The three were tried jointly. All were present on the first day of trial, during which the jury were empanelled and the Commonwealth made its opening statement in which it was stated that the Commonwealth would prove a "joint venture participated in equally by each of the three defendants." On the second day of trial Brimage, the only defendant not in custody, failed to appear and was defaulted. Later in the trial a police officer testified that Brimage could not be found at his usual address. The trial continued with Brimage's attorney participating despite his client's absence. The jury ultimately found all three defendants guilty on all charges.
1. After Brimage was defaulted Grayson and Clark moved for a mistrial so that they might be tried in a separate proceeding apart from Brimage. These motions were denied. Grayson and Clark argue that this violated their rights to a fair trial and to confrontation of witnesses, as defined in Bruton v. United States, 391 U.S. 123 (1968).
The defendants concede that the Judge's conduct would have been proper in a proceeding against Brimage alone. *fn3 Nevertheless, they claim that because evidence of Brimage's flight could be considered as an extra-judicial admission of guilt by Brimage and because they and Brimage were tried for the same offense on a common enterprise theory, Brimage's admission by flight served to inculpate them as well. The defendants conclude that, because Brimage was absent from trial and his admission could not be rebutted on cross-examination, severance of their trial from Brimage's was constitutionally compelled under the Bruton rule. *fn4
Severance of trials is required under the Bruton rule when a substantial risk arises that in determining a particular defendant's guilt the jury will rely on "powerfully incriminating extra-judicial statements" which are admissible only against a different defendant. Commonwealth v. Devlin, 365 Mass. 149, 155-161 (1974), quoting from Bruton, supra at 135. Separate trials are indicated when a codefendant's admissions so incriminate the particular defendant as to cast doubt on the jurors' ability to comply with the Judge's instructions limiting their consideration of the admissions.

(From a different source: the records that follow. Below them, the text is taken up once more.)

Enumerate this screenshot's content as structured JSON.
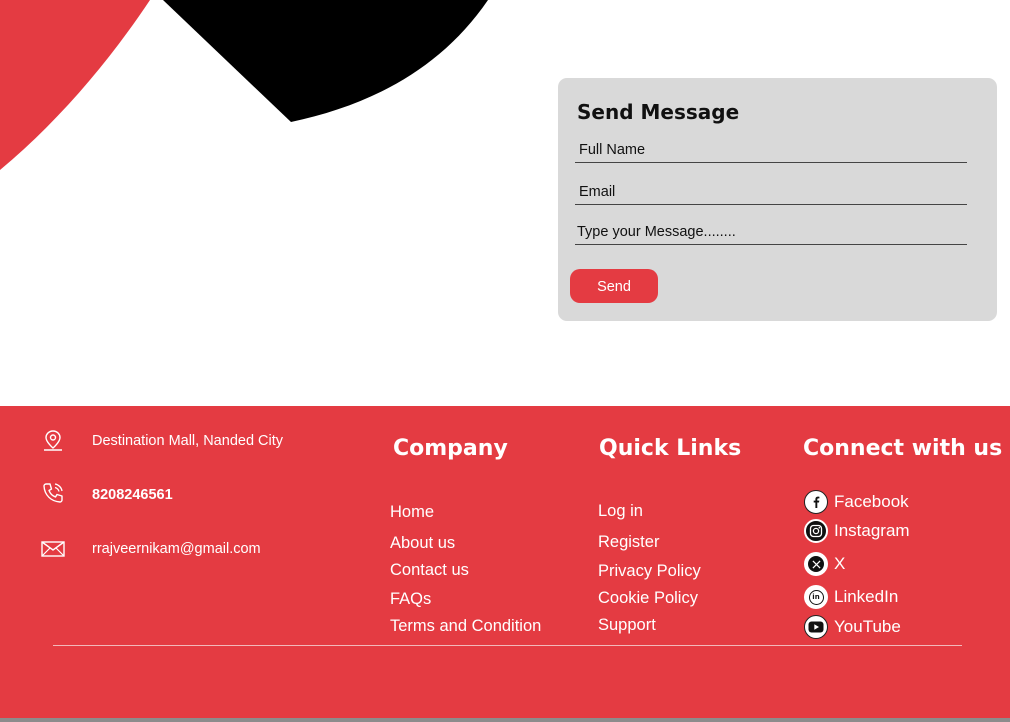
{
  "colors": {
    "brand_red": "#e43b42",
    "card_gray": "#d9d9d9",
    "black": "#000000"
  },
  "send_message": {
    "title": "Send Message",
    "name_placeholder": "Full Name",
    "email_placeholder": "Email",
    "message_placeholder": "Type your Message........",
    "send_label": "Send"
  },
  "footer": {
    "contact": {
      "address": "Destination Mall, Nanded City",
      "phone": "8208246561",
      "email": "rrajveernikam@gmail.com"
    },
    "company": {
      "title": "Company",
      "links": [
        "Home",
        "About us",
        "Contact us",
        "FAQs",
        "Terms and Condition"
      ]
    },
    "quick_links": {
      "title": "Quick Links",
      "links": [
        "Log in",
        "Register",
        "Privacy Policy",
        "Cookie Policy",
        "Support"
      ]
    },
    "connect": {
      "title": "Connect with us",
      "items": [
        {
          "label": "Facebook",
          "icon": "facebook-icon"
        },
        {
          "label": "Instagram",
          "icon": "instagram-icon"
        },
        {
          "label": "X",
          "icon": "x-icon"
        },
        {
          "label": "LinkedIn",
          "icon": "linkedin-icon"
        },
        {
          "label": "YouTube",
          "icon": "youtube-icon"
        }
      ]
    }
  }
}
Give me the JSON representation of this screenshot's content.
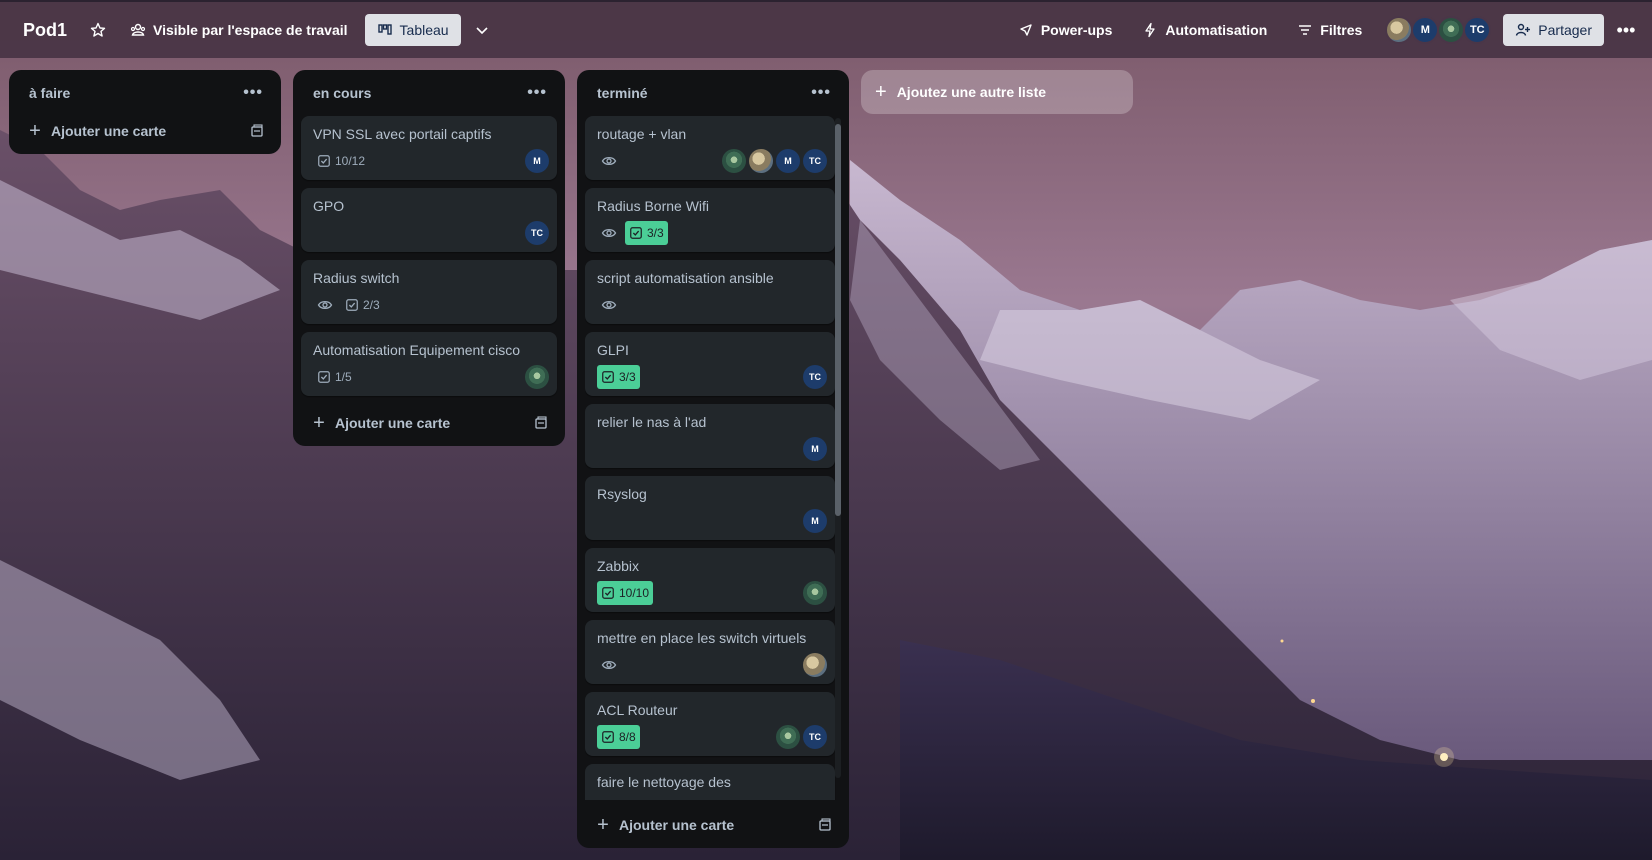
{
  "board": {
    "title": "Pod1",
    "visibility_label": "Visible par l'espace de travail",
    "view_label": "Tableau"
  },
  "header_right": {
    "powerups_label": "Power-ups",
    "automation_label": "Automatisation",
    "filters_label": "Filtres",
    "members": [
      {
        "initials": "",
        "type": "photo"
      },
      {
        "initials": "M",
        "type": "initials"
      },
      {
        "initials": "",
        "type": "alien"
      },
      {
        "initials": "TC",
        "type": "initials"
      }
    ],
    "share_label": "Partager",
    "more_icon": "ellipsis-icon"
  },
  "lists": [
    {
      "title": "à faire",
      "add_card_label": "Ajouter une carte",
      "cards": []
    },
    {
      "title": "en cours",
      "add_card_label": "Ajouter une carte",
      "cards": [
        {
          "title": "VPN SSL avec portail captifs",
          "watch": false,
          "checklist": "10/12",
          "complete": false,
          "members": [
            "M"
          ]
        },
        {
          "title": "GPO",
          "watch": false,
          "checklist": "",
          "complete": false,
          "members": [
            "TC"
          ]
        },
        {
          "title": "Radius switch",
          "watch": true,
          "checklist": "2/3",
          "complete": false,
          "members": []
        },
        {
          "title": "Automatisation Equipement cisco",
          "watch": false,
          "checklist": "1/5",
          "complete": false,
          "members": [
            "alien"
          ]
        }
      ]
    },
    {
      "title": "terminé",
      "add_card_label": "Ajouter une carte",
      "cards": [
        {
          "title": "routage + vlan",
          "watch": true,
          "checklist": "",
          "complete": false,
          "members": [
            "alien",
            "photo",
            "M",
            "TC"
          ]
        },
        {
          "title": "Radius Borne Wifi",
          "watch": true,
          "checklist": "3/3",
          "complete": true,
          "members": []
        },
        {
          "title": "script automatisation ansible",
          "watch": true,
          "checklist": "",
          "complete": false,
          "members": []
        },
        {
          "title": "GLPI",
          "watch": false,
          "checklist": "3/3",
          "complete": true,
          "members": [
            "TC"
          ]
        },
        {
          "title": "relier le nas à l'ad",
          "watch": false,
          "checklist": "",
          "complete": false,
          "members": [
            "M"
          ]
        },
        {
          "title": "Rsyslog",
          "watch": false,
          "checklist": "",
          "complete": false,
          "members": [
            "M"
          ]
        },
        {
          "title": "Zabbix",
          "watch": false,
          "checklist": "10/10",
          "complete": true,
          "members": [
            "alien"
          ]
        },
        {
          "title": "mettre en place les switch virtuels",
          "watch": true,
          "checklist": "",
          "complete": false,
          "members": [
            "photo"
          ]
        },
        {
          "title": "ACL Routeur",
          "watch": false,
          "checklist": "8/8",
          "complete": true,
          "members": [
            "alien",
            "TC"
          ]
        },
        {
          "title": "faire le nettoyage des",
          "watch": false,
          "checklist": "",
          "complete": false,
          "members": []
        }
      ]
    }
  ],
  "add_list_label": "Ajoutez une autre liste",
  "colors": {
    "header_bg": "#483444",
    "list_bg": "#111214",
    "card_bg": "#22272b",
    "complete_badge": "#4bce97",
    "avatar_bg": "#1d3c6b"
  }
}
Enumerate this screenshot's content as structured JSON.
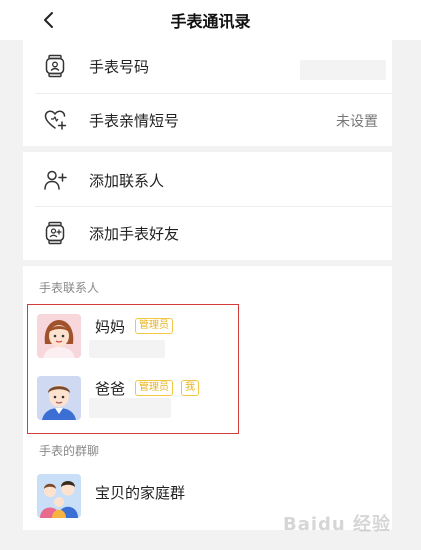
{
  "header": {
    "title": "手表通讯录"
  },
  "settings": {
    "watch_number_label": "手表号码",
    "family_short_number_label": "手表亲情短号",
    "family_short_number_value": "未设置"
  },
  "actions": {
    "add_contact_label": "添加联系人",
    "add_watch_friend_label": "添加手表好友"
  },
  "contacts": {
    "section_title": "手表联系人",
    "items": [
      {
        "name": "妈妈",
        "badges": [
          "管理员"
        ]
      },
      {
        "name": "爸爸",
        "badges": [
          "管理员",
          "我"
        ]
      }
    ]
  },
  "groups": {
    "section_title": "手表的群聊",
    "items": [
      {
        "name": "宝贝的家庭群"
      }
    ]
  },
  "watermark": "Baidu 经验",
  "colors": {
    "accent_badge": "#f2c744",
    "highlight_border": "#d43b3b",
    "background": "#f2f2f2"
  }
}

See Commonwealth v. LeBlanc, 364 Mass. 1, 7-9 (1973); Commonwealth v. Corradino, 368 Mass. 411, 419-420 (1975). However, when the adverse effect of a codefendant's admissions on a particular defendant is only indirect or incidental, severance is not constitutionally compelled, and careful limiting instructions by the Judge may be sufficient to ...